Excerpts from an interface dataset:
▬▬▬▬▬▬
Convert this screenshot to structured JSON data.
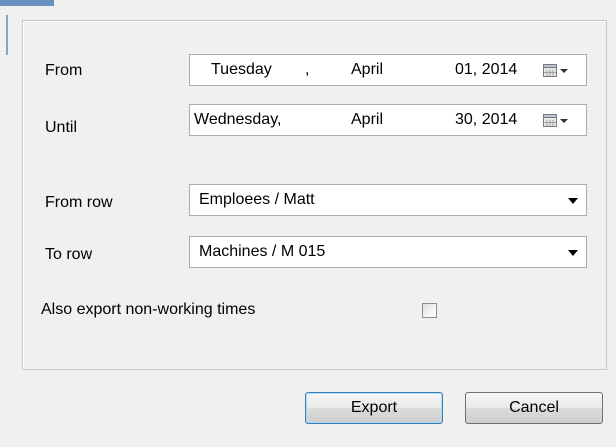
{
  "form": {
    "from_label": "From",
    "until_label": "Until",
    "from_row_label": "From row",
    "to_row_label": "To row",
    "nonworking_label": "Also export non-working times"
  },
  "from_date": {
    "weekday": "Tuesday",
    "separator": ",",
    "month": "April",
    "day_year": "01, 2014",
    "icon": "calendar-dropdown-icon"
  },
  "until_date": {
    "weekday": "Wednesday,",
    "month": "April",
    "day_year": "30, 2014",
    "icon": "calendar-dropdown-icon"
  },
  "from_row": {
    "value": "Emploees / Matt",
    "icon": "chevron-down-icon"
  },
  "to_row": {
    "value": "Machines / M 015",
    "icon": "chevron-down-icon"
  },
  "nonworking_checked": false,
  "buttons": {
    "export_label": "Export",
    "cancel_label": "Cancel"
  },
  "colors": {
    "window_bg": "#f0f0f0",
    "field_border": "#abadb3",
    "default_button_border": "#3c7fb1"
  }
}
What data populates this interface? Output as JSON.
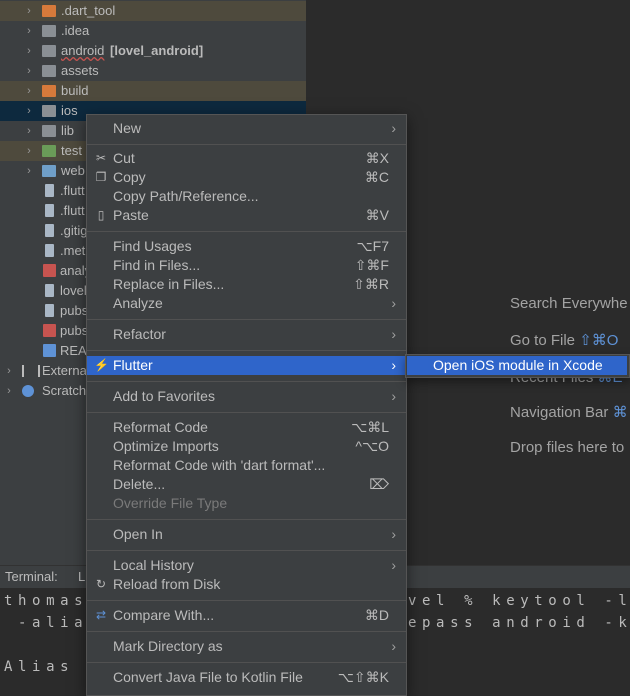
{
  "project_tree": {
    "rows": [
      {
        "label": ".dart_tool",
        "icon": "folder-icon",
        "state": "build"
      },
      {
        "label": ".idea",
        "icon": "folder-icon",
        "state": ""
      },
      {
        "label": "android",
        "suffix": "[lovel_android]",
        "icon": "android-module-folder-icon",
        "state": ""
      },
      {
        "label": "assets",
        "icon": "folder-icon",
        "state": ""
      },
      {
        "label": "build",
        "icon": "excluded-folder-icon",
        "state": "build"
      },
      {
        "label": "ios",
        "icon": "folder-icon",
        "state": "selected"
      },
      {
        "label": "lib",
        "icon": "folder-icon",
        "state": ""
      },
      {
        "label": "test",
        "icon": "test-folder-icon",
        "state": "build"
      },
      {
        "label": "web",
        "icon": "web-folder-icon",
        "state": ""
      },
      {
        "label": ".flutt",
        "icon": "file-icon",
        "state": ""
      },
      {
        "label": ".flutt",
        "icon": "file-icon",
        "state": ""
      },
      {
        "label": ".gitig",
        "icon": "file-icon",
        "state": ""
      },
      {
        "label": ".met",
        "icon": "file-icon",
        "state": ""
      },
      {
        "label": "analy",
        "icon": "yaml-file-icon",
        "state": ""
      },
      {
        "label": "lovel",
        "icon": "file-icon",
        "state": ""
      },
      {
        "label": "pubs",
        "icon": "file-icon",
        "state": ""
      },
      {
        "label": "pubs",
        "icon": "yaml-file-icon",
        "state": ""
      },
      {
        "label": "REA",
        "icon": "markdown-file-icon",
        "state": ""
      },
      {
        "label": "Externa",
        "icon": "libraries-icon",
        "state": ""
      },
      {
        "label": "Scratch",
        "icon": "scratches-icon",
        "state": ""
      }
    ]
  },
  "editor_hints": {
    "search_everywhere": "Search Everywhe",
    "go_to_file": "Go to File",
    "go_to_file_key": "⇧⌘O",
    "recent_files": "Recent Files",
    "recent_files_key": "⌘E",
    "navigation_bar": "Navigation Bar",
    "navigation_bar_key": "⌘",
    "drop_files": "Drop files here to"
  },
  "terminal": {
    "title": "Terminal:",
    "tab": "L",
    "lines": [
      "thomas",
      " -alia",
      "",
      "Alias"
    ],
    "lines_right": [
      "vel % keytool -l",
      "epass android -k"
    ]
  },
  "context_menu": {
    "items": [
      {
        "label": "New",
        "shortcut": "",
        "submenu": true,
        "icon": ""
      },
      {
        "label": "Cut",
        "shortcut": "⌘X",
        "submenu": false,
        "icon": "scissors-icon"
      },
      {
        "label": "Copy",
        "shortcut": "⌘C",
        "submenu": false,
        "icon": "copy-icon"
      },
      {
        "label": "Copy Path/Reference...",
        "shortcut": "",
        "submenu": false,
        "icon": ""
      },
      {
        "label": "Paste",
        "shortcut": "⌘V",
        "submenu": false,
        "icon": "paste-icon"
      },
      {
        "label": "Find Usages",
        "shortcut": "⌥F7",
        "submenu": false,
        "icon": ""
      },
      {
        "label": "Find in Files...",
        "shortcut": "⇧⌘F",
        "submenu": false,
        "icon": ""
      },
      {
        "label": "Replace in Files...",
        "shortcut": "⇧⌘R",
        "submenu": false,
        "icon": ""
      },
      {
        "label": "Analyze",
        "shortcut": "",
        "submenu": true,
        "icon": ""
      },
      {
        "label": "Refactor",
        "shortcut": "",
        "submenu": true,
        "icon": ""
      },
      {
        "label": "Flutter",
        "shortcut": "",
        "submenu": true,
        "icon": "flutter-icon"
      },
      {
        "label": "Add to Favorites",
        "shortcut": "",
        "submenu": true,
        "icon": ""
      },
      {
        "label": "Reformat Code",
        "shortcut": "⌥⌘L",
        "submenu": false,
        "icon": ""
      },
      {
        "label": "Optimize Imports",
        "shortcut": "^⌥O",
        "submenu": false,
        "icon": ""
      },
      {
        "label": "Reformat Code with 'dart format'...",
        "shortcut": "",
        "submenu": false,
        "icon": ""
      },
      {
        "label": "Delete...",
        "shortcut": "⌦",
        "submenu": false,
        "icon": ""
      },
      {
        "label": "Override File Type",
        "shortcut": "",
        "submenu": false,
        "icon": "",
        "disabled": true
      },
      {
        "label": "Open In",
        "shortcut": "",
        "submenu": true,
        "icon": ""
      },
      {
        "label": "Local History",
        "shortcut": "",
        "submenu": true,
        "icon": ""
      },
      {
        "label": "Reload from Disk",
        "shortcut": "",
        "submenu": false,
        "icon": "reload-icon"
      },
      {
        "label": "Compare With...",
        "shortcut": "⌘D",
        "submenu": false,
        "icon": "compare-icon"
      },
      {
        "label": "Mark Directory as",
        "shortcut": "",
        "submenu": true,
        "icon": ""
      },
      {
        "label": "Convert Java File to Kotlin File",
        "shortcut": "⌥⇧⌘K",
        "submenu": false,
        "icon": ""
      }
    ]
  },
  "flutter_submenu": {
    "item": "Open iOS module in Xcode"
  }
}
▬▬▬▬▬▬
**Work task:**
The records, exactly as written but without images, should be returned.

**Solution for this exercise:**
Convert this screenshot to structured JSON data.
{
  "form": {
    "from_label": "From",
    "until_label": "Until",
    "from_row_label": "From row",
    "to_row_label": "To row",
    "nonworking_label": "Also export non-working times"
  },
  "from_date": {
    "weekday": "Tuesday",
    "separator": ",",
    "month": "April",
    "day_year": "01, 2014",
    "icon": "calendar-dropdown-icon"
  },
  "until_date": {
    "weekday": "Wednesday,",
    "month": "April",
    "day_year": "30, 2014",
    "icon": "calendar-dropdown-icon"
  },
  "from_row": {
    "value": "Emploees / Matt",
    "icon": "chevron-down-icon"
  },
  "to_row": {
    "value": "Machines / M 015",
    "icon": "chevron-down-icon"
  },
  "nonworking_checked": false,
  "buttons": {
    "export_label": "Export",
    "cancel_label": "Cancel"
  },
  "colors": {
    "window_bg": "#f0f0f0",
    "field_border": "#abadb3",
    "default_button_border": "#3c7fb1"
  }
}
What data populates this interface? Output as JSON.
{
  "project_tree": {
    "rows": [
      {
        "label": ".dart_tool",
        "icon": "folder-icon",
        "state": "build"
      },
      {
        "label": ".idea",
        "icon": "folder-icon",
        "state": ""
      },
      {
        "label": "android",
        "suffix": "[lovel_android]",
        "icon": "android-module-folder-icon",
        "state": ""
      },
      {
        "label": "assets",
        "icon": "folder-icon",
        "state": ""
      },
      {
        "label": "build",
        "icon": "excluded-folder-icon",
        "state": "build"
      },
      {
        "label": "ios",
        "icon": "folder-icon",
        "state": "selected"
      },
      {
        "label": "lib",
        "icon": "folder-icon",
        "state": ""
      },
      {
        "label": "test",
        "icon": "test-folder-icon",
        "state": "build"
      },
      {
        "label": "web",
        "icon": "web-folder-icon",
        "state": ""
      },
      {
        "label": ".flutt",
        "icon": "file-icon",
        "state": ""
      },
      {
        "label": ".flutt",
        "icon": "file-icon",
        "state": ""
      },
      {
        "label": ".gitig",
        "icon": "file-icon",
        "state": ""
      },
      {
        "label": ".met",
        "icon": "file-icon",
        "state": ""
      },
      {
        "label": "analy",
        "icon": "yaml-file-icon",
        "state": ""
      },
      {
        "label": "lovel",
        "icon": "file-icon",
        "state": ""
      },
      {
        "label": "pubs",
        "icon": "file-icon",
        "state": ""
      },
      {
        "label": "pubs",
        "icon": "yaml-file-icon",
        "state": ""
      },
      {
        "label": "REA",
        "icon": "markdown-file-icon",
        "state": ""
      },
      {
        "label": "Externa",
        "icon": "libraries-icon",
        "state": ""
      },
      {
        "label": "Scratch",
        "icon": "scratches-icon",
        "state": ""
      }
    ]
  },
  "editor_hints": {
    "search_everywhere": "Search Everywhe",
    "go_to_file": "Go to File",
    "go_to_file_key": "⇧⌘O",
    "recent_files": "Recent Files",
    "recent_files_key": "⌘E",
    "navigation_bar": "Navigation Bar",
    "navigation_bar_key": "⌘",
    "drop_files": "Drop files here to"
  },
  "terminal": {
    "title": "Terminal:",
    "tab": "L",
    "lines": [
      "thomas",
      " -alia",
      "",
      "Alias"
    ],
    "lines_right": [
      "vel % keytool -l",
      "epass android -k"
    ]
  },
  "context_menu": {
    "items": [
      {
        "label": "New",
        "shortcut": "",
        "submenu": true,
        "icon": ""
      },
      {
        "label": "Cut",
        "shortcut": "⌘X",
        "submenu": false,
        "icon": "scissors-icon"
      },
      {
        "label": "Copy",
        "shortcut": "⌘C",
        "submenu": false,
        "icon": "copy-icon"
      },
      {
        "label": "Copy Path/Reference...",
        "shortcut": "",
        "submenu": false,
        "icon": ""
      },
      {
        "label": "Paste",
        "shortcut": "⌘V",
        "submenu": false,
        "icon": "paste-icon"
      },
      {
        "label": "Find Usages",
        "shortcut": "⌥F7",
        "submenu": false,
        "icon": ""
      },
      {
        "label": "Find in Files...",
        "shortcut": "⇧⌘F",
        "submenu": false,
        "icon": ""
      },
      {
        "label": "Replace in Files...",
        "shortcut": "⇧⌘R",
        "submenu": false,
        "icon": ""
      },
      {
        "label": "Analyze",
        "shortcut": "",
        "submenu": true,
        "icon": ""
      },
      {
        "label": "Refactor",
        "shortcut": "",
        "submenu": true,
        "icon": ""
      },
      {
        "label": "Flutter",
        "shortcut": "",
        "submenu": true,
        "icon": "flutter-icon"
      },
      {
        "label": "Add to Favorites",
        "shortcut": "",
        "submenu": true,
        "icon": ""
      },
      {
        "label": "Reformat Code",
        "shortcut": "⌥⌘L",
        "submenu": false,
        "icon": ""
      },
      {
        "label": "Optimize Imports",
        "shortcut": "^⌥O",
        "submenu": false,
        "icon": ""
      },
      {
        "label": "Reformat Code with 'dart format'...",
        "shortcut": "",
        "submenu": false,
        "icon": ""
      },
      {
        "label": "Delete...",
        "shortcut": "⌦",
        "submenu": false,
        "icon": ""
      },
      {
        "label": "Override File Type",
        "shortcut": "",
        "submenu": false,
        "icon": "",
        "disabled": true
      },
      {
        "label": "Open In",
        "shortcut": "",
        "submenu": true,
        "icon": ""
      },
      {
        "label": "Local History",
        "shortcut": "",
        "submenu": true,
        "icon": ""
      },
      {
        "label": "Reload from Disk",
        "shortcut": "",
        "submenu": false,
        "icon": "reload-icon"
      },
      {
        "label": "Compare With...",
        "shortcut": "⌘D",
        "submenu": false,
        "icon": "compare-icon"
      },
      {
        "label": "Mark Directory as",
        "shortcut": "",
        "submenu": true,
        "icon": ""
      },
      {
        "label": "Convert Java File to Kotlin File",
        "shortcut": "⌥⇧⌘K",
        "submenu": false,
        "icon": ""
      }
    ]
  },
  "flutter_submenu": {
    "item": "Open iOS module in Xcode"
  }
}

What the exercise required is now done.